About this task >> Your task is to copy every line of the entries that contains "Dashboards".

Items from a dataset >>
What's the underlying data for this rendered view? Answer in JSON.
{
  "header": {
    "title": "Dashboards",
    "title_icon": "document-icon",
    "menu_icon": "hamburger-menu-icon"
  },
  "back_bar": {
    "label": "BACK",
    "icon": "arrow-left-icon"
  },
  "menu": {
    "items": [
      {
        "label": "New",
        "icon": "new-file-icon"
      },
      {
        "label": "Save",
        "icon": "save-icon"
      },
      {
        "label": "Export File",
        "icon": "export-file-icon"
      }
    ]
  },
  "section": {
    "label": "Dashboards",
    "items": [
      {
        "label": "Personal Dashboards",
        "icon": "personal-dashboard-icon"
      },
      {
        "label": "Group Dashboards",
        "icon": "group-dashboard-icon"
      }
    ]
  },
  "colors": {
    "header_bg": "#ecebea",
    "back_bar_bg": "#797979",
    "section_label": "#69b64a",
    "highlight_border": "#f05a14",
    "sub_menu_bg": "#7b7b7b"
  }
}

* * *

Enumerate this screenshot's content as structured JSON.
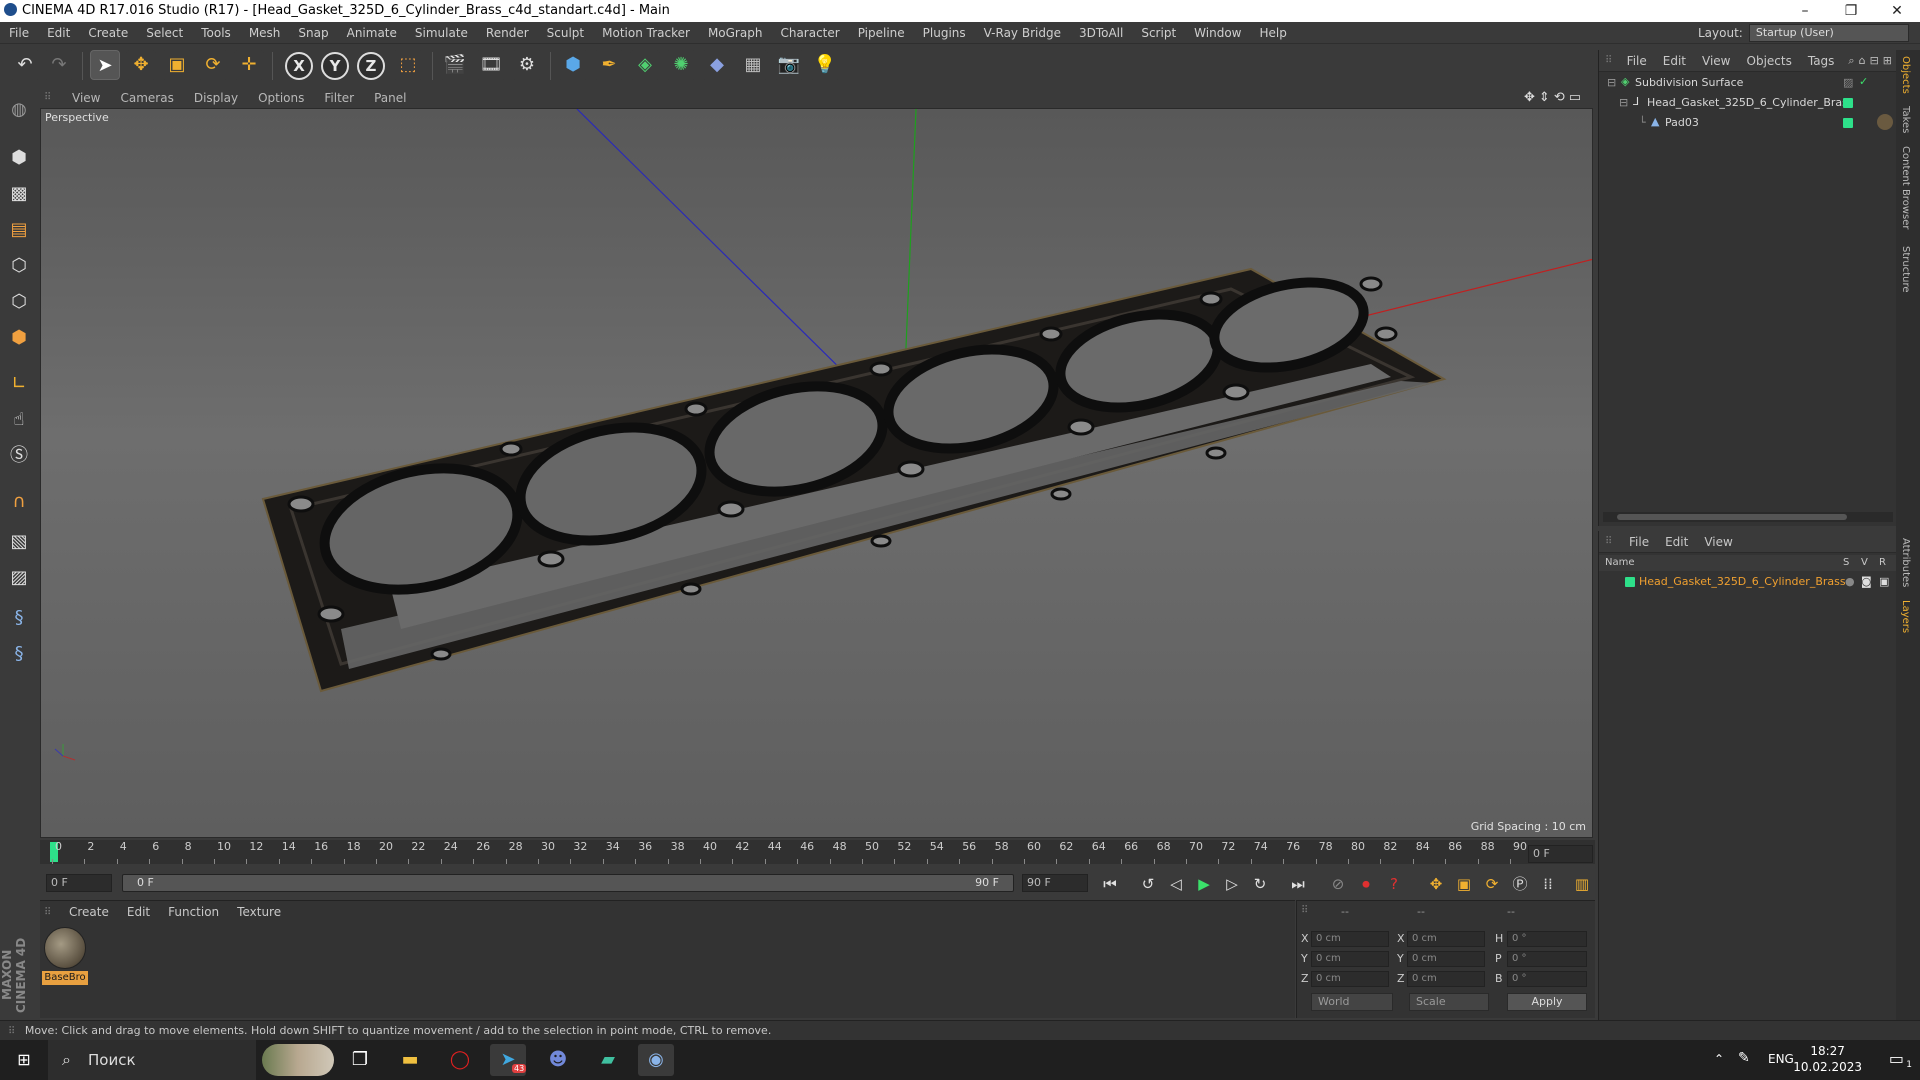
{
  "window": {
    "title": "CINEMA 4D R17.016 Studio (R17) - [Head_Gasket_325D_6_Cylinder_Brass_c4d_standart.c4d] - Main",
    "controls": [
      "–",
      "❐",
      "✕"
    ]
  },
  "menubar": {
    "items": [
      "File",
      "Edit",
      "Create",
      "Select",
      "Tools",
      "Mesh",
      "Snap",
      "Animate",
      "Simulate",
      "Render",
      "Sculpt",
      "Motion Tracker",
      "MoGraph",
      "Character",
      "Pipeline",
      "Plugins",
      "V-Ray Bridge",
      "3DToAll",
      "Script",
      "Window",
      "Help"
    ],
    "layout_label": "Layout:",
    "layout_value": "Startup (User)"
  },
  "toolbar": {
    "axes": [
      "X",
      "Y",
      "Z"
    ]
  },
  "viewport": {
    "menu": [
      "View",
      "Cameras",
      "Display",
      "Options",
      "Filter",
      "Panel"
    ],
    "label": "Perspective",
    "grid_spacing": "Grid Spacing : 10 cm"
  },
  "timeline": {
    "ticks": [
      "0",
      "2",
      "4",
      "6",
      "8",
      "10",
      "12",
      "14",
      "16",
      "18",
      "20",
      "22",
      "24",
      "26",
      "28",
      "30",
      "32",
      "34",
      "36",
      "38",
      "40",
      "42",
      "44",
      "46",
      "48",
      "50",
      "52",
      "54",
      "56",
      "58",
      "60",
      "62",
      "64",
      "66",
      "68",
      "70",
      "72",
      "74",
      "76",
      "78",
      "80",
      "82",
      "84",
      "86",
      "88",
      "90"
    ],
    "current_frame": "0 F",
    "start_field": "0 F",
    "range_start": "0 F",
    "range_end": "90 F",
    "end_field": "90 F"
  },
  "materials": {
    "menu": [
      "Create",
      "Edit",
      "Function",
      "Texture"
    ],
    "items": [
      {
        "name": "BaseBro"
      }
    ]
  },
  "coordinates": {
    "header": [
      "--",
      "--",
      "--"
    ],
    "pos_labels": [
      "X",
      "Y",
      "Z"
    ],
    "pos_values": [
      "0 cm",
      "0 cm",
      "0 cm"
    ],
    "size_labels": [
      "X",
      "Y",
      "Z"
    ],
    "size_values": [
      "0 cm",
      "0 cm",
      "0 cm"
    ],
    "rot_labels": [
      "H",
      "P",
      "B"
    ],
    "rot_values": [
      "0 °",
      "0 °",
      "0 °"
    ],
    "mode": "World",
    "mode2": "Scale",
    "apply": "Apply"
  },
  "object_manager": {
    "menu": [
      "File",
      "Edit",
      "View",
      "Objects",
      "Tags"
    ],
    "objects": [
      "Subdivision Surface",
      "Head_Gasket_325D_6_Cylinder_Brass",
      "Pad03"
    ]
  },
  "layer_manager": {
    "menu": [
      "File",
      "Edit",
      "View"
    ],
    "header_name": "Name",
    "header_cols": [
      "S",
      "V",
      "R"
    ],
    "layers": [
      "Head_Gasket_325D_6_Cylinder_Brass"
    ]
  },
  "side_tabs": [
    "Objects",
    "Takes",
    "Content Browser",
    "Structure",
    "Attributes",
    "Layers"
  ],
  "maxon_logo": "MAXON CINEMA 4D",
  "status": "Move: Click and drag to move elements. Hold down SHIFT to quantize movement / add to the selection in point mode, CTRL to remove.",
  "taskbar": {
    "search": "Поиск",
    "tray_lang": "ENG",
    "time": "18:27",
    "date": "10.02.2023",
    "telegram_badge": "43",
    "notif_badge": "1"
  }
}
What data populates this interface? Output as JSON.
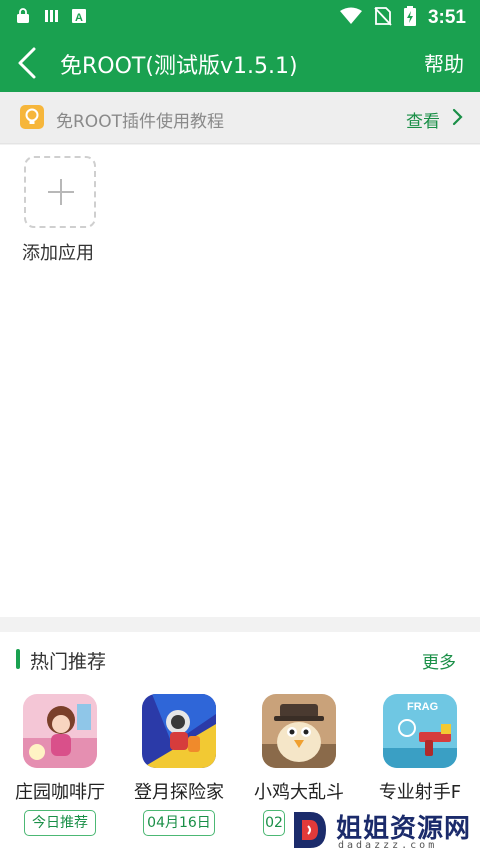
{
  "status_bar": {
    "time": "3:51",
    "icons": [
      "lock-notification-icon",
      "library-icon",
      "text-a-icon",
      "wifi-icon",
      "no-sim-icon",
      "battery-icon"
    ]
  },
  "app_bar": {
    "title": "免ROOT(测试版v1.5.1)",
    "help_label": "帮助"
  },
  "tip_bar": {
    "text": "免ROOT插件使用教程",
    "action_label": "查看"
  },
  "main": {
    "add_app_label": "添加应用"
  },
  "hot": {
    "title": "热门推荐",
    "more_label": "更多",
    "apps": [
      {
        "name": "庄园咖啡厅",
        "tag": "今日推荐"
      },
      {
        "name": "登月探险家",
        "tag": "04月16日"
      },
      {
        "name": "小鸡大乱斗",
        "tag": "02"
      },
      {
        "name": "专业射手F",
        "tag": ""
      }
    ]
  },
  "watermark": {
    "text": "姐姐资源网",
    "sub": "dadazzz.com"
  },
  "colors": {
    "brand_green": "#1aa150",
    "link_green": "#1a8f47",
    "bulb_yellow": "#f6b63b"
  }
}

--

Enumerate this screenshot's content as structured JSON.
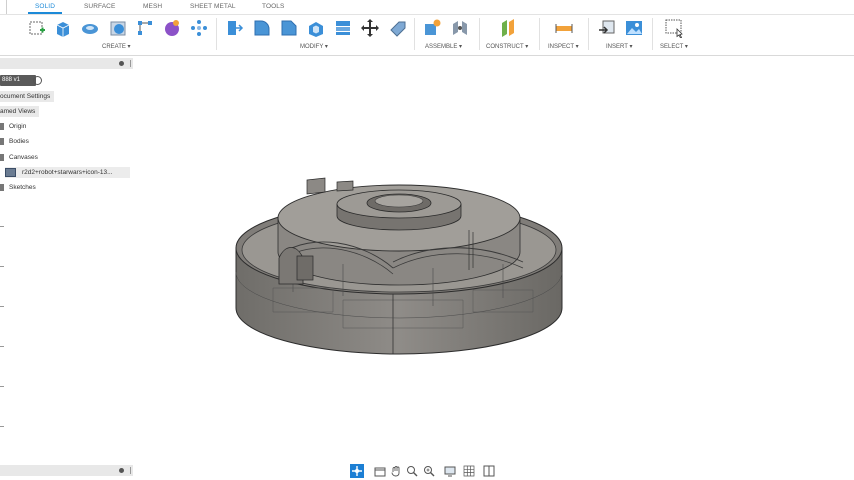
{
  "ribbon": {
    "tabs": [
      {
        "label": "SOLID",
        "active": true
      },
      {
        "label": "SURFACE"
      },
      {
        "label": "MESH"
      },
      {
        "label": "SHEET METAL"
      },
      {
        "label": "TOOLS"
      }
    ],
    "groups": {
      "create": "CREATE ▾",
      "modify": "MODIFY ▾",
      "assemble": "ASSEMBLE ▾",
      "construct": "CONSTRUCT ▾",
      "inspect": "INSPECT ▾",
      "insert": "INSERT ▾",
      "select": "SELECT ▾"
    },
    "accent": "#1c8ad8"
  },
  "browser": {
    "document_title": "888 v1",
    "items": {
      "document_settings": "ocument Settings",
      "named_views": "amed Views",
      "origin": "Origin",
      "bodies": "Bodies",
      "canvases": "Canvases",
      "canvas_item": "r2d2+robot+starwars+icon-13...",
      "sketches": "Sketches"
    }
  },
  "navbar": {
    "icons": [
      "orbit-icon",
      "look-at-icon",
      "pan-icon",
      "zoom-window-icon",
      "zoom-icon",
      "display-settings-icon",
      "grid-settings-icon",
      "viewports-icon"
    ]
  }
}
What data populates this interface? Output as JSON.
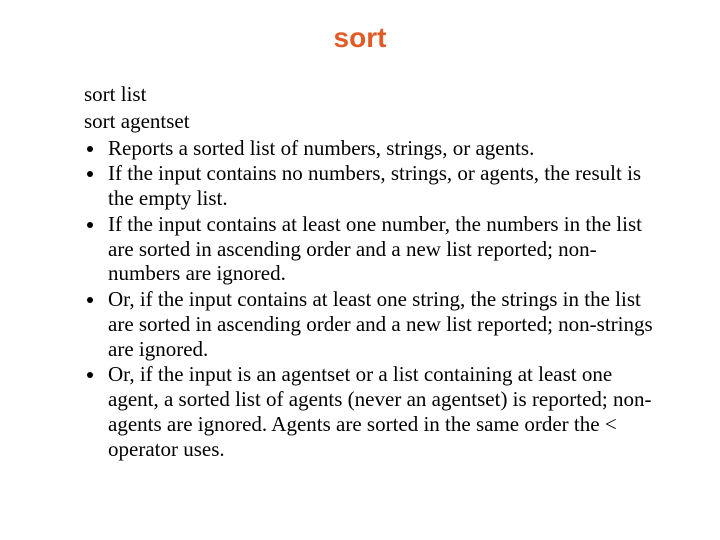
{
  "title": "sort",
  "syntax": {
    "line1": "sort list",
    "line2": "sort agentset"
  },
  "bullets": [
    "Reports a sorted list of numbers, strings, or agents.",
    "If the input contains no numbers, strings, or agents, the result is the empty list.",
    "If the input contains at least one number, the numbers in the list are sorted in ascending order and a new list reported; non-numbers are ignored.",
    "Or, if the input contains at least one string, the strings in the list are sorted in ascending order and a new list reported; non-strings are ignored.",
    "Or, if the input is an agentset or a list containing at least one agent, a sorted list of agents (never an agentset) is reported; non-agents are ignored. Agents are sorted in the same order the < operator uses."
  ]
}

Solution to this exercise >>
    "title": "Dashboards",
    "label": "Dashboards",
        "label": "Personal Dashboards",
        "label": "Group Dashboards",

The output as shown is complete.